Red Letter Bibles
The ESV Bible Blog has a post about the origins of red letter Bibles -- that is, Bibles in which the words of Christ, and in the earlier editions, the words of the Old Testament which were later quoted by Christ, are printed with red ink.

The top five reasons I DON'T like red letter Bibles:

5. The whole red state, blue state thing.

4. It requires an additional layer of editorial work -- determining where the words of Jesus and the words of the gospel writer begin and end. This is especially difficult in the Gospel of John. Red lettering, I suspect, often gives the reader a false read.

3. It doesn't add any real value to the reading experience.

2. Even though I am not at all color blind, I have difficulty reading red print -- especially in blocks. My eyes have trouble focusing on the red words.

1. Green is my favorite color (in case you hadn't already guessed). And I know that Jesus would have prefered to have his words in green but Bible publishers are overly concerned that such would look like an endorsment of radical environmentalism. That's a lame reason!

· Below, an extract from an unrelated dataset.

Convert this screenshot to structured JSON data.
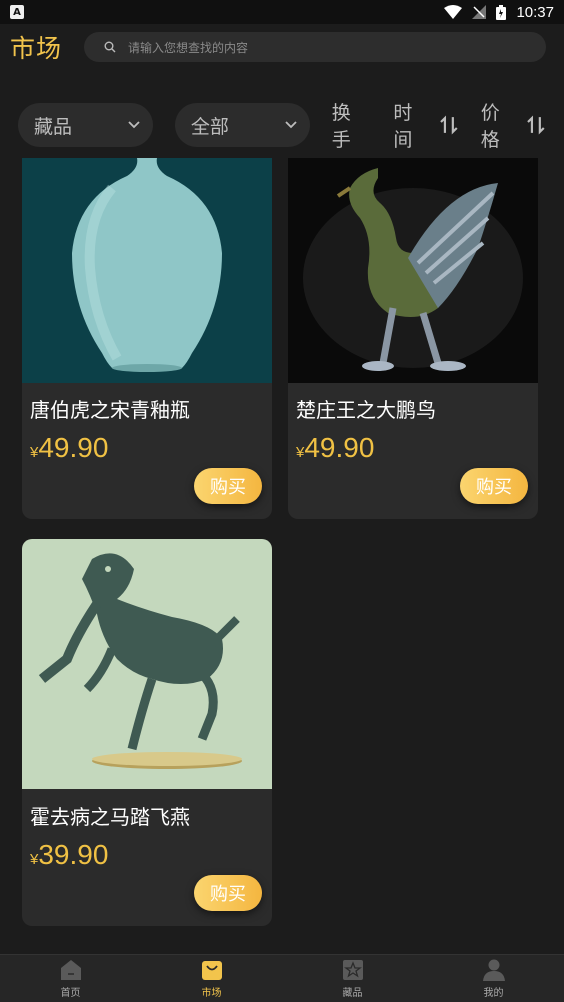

I understand that several publishers are considering a Bible specifically for the emerging church folks. All the words, except those of Christ will be either printed in blue (like jazz) or purple (at the suggestion of Brian McLaren who likes purple best). The words of Christ will be in pomo black.


Sean said...

funny post, Brad.

my NT prof instilled disdain of red letter editions in me. we're Evangelicals. ALL of the words are inspired. are the red words MORE inspired?

Rick said...

Sean nailed it. Why exalt certain words of scripture over others? I think the only reason is emotional sentimentality, but it winds up underscoring the unintended message that those words are "truer"

Ted Gossard said...

Yes. I'd like to see red letter Bibles become obsolete. (seems the opposite is in danger of happening)